Comb through the entries for "Systems" and pull out each line that holds it.

*Record extracts*:
== Segment start ==
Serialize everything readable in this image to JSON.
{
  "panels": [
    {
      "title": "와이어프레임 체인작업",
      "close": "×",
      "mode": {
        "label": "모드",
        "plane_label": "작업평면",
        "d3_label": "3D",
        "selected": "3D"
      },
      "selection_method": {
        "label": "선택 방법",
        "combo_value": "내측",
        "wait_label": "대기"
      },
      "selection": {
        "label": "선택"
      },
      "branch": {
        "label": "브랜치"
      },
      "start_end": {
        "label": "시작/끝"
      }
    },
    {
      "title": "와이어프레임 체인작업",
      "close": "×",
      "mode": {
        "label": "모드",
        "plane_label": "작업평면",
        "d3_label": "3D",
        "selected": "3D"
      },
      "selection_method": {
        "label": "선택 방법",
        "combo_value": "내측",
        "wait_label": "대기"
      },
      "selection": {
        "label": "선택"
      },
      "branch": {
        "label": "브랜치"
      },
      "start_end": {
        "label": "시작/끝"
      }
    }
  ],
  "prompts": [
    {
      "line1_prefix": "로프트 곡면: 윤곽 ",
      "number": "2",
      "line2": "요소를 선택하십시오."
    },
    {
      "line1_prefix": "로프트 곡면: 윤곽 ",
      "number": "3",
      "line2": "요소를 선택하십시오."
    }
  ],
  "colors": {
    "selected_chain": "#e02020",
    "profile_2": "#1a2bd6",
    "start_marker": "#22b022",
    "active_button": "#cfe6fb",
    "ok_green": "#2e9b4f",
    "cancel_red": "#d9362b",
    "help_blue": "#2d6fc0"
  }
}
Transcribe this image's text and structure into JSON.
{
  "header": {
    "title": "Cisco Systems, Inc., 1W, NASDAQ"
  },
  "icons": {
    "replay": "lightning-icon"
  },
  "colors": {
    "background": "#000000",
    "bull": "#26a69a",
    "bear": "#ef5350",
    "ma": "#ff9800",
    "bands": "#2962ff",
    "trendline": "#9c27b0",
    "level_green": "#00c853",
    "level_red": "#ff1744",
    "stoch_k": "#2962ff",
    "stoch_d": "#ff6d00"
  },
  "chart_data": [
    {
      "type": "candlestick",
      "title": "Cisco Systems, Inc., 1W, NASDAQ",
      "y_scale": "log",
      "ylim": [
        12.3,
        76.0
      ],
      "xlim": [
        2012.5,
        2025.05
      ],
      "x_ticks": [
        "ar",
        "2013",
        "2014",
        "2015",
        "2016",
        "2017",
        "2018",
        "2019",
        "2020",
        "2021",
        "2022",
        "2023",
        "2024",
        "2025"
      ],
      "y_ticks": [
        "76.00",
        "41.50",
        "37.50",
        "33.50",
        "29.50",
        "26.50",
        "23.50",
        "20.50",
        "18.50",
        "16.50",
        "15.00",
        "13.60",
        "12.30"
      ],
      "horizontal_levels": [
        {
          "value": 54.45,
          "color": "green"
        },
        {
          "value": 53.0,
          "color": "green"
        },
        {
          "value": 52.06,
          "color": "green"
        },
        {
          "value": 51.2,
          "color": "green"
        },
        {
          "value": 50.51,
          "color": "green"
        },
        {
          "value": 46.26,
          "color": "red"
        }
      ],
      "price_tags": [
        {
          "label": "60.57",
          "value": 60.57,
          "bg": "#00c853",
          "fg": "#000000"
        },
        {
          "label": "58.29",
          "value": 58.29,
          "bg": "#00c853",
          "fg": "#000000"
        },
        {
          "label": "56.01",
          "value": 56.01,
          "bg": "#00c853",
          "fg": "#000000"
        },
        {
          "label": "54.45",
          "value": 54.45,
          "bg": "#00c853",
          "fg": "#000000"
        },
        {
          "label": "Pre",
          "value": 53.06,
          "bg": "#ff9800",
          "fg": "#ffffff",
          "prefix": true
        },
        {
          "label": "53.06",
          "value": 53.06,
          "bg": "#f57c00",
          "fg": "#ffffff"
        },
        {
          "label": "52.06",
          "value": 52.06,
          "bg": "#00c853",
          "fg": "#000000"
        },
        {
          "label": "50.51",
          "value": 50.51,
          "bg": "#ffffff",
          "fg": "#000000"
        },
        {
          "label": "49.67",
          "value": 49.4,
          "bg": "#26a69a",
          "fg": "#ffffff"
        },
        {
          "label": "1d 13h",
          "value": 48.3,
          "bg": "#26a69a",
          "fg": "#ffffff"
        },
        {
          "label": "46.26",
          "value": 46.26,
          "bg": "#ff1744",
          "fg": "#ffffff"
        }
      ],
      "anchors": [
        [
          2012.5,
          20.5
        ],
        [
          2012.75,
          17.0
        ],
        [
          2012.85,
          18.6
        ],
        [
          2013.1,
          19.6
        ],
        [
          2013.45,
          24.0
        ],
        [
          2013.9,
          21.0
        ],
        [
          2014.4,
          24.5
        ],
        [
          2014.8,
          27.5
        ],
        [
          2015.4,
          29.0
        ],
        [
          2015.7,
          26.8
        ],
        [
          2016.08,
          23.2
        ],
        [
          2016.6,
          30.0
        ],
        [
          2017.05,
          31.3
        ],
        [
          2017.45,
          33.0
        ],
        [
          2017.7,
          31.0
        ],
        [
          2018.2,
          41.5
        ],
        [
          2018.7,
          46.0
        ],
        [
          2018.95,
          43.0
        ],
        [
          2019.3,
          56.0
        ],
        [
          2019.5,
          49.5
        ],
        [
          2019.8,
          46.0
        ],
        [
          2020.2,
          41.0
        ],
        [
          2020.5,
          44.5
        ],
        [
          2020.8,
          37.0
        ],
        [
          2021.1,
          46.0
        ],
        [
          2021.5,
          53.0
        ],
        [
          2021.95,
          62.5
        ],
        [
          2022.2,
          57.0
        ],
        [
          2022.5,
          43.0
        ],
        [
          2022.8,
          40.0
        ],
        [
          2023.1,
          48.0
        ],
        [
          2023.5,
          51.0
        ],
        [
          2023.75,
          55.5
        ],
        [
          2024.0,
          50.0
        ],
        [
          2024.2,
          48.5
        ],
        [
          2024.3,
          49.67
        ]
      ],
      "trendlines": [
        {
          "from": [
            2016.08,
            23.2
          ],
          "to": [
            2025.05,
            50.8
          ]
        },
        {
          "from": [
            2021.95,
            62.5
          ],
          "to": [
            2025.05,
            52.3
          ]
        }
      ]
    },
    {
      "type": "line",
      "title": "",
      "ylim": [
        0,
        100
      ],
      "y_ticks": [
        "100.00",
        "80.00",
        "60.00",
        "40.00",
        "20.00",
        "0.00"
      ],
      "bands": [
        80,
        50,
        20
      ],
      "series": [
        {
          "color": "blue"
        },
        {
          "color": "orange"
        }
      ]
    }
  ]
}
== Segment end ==
*Exercise answer*:
    "title": "Cisco Systems, Inc., 1W, NASDAQ"
      "title": "Cisco Systems, Inc., 1W, NASDAQ",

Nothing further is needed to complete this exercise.